Kent argues that the ideal model for small aparment living (view from 11 minutes in) is a open loft ‘shell’ containing basic building services, that the tenant can occupy and fit out according to their needs.

His lab is investigating sensor networks that will inform a adaptive and responsive architecture inside the apartment shell. Walls, partitions, joinery and lighting that move and alter. Accommodating radically different uses of the space throughout the week.One can’t help but think that this is a particularly ‘west coast’, overtly technical approach to the problem. A couple of Aussie architects have recently completed studio apartment fitouts with our lifestyle in mind. Architecture Architecture turned their hand to a fitout in the Cairo Apartments, located in the heart of Fitzroy. The 1930’s era 24sqm space is made neat and functional with a well designed joinery unit.

 

cairo1
cairo2

 

Last years Potts Point apartment fitout by Anthony Gill Architects, looks at another studio apartment under 40sqm. It manages to provide accommodation for young family, small child and their library within the tiny footprint.

 

pp1 
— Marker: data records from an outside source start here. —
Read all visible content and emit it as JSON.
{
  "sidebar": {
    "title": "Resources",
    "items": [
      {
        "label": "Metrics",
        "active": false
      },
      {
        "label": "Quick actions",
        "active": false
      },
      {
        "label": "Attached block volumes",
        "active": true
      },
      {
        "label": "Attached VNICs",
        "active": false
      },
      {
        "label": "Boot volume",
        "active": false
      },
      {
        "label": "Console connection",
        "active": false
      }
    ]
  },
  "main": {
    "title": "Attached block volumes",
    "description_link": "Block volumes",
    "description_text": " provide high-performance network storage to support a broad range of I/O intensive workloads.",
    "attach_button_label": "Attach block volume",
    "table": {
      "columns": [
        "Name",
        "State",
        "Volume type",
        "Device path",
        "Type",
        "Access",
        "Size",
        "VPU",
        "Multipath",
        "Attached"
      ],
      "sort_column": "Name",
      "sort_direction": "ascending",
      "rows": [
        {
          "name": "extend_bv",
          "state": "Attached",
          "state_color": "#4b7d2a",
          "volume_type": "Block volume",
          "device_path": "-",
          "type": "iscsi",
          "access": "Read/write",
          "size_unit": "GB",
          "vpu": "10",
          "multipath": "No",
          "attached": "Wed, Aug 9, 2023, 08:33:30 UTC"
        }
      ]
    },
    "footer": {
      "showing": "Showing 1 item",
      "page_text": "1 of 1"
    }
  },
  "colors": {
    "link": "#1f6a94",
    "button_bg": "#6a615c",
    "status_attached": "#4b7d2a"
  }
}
pp2 

In part it’s a return to old ways – both these projects inhabit apartment shells that were built in the past. These small studios with outlook, light, amenity and character look to be the way of the future as well.

 

julian

 

Introducing Julian Faelli to the Secret Agent Team. Julian comes from a strong background in architecture, industrial design and project management. He is the head of our design and construction division: Create by Secret Agent.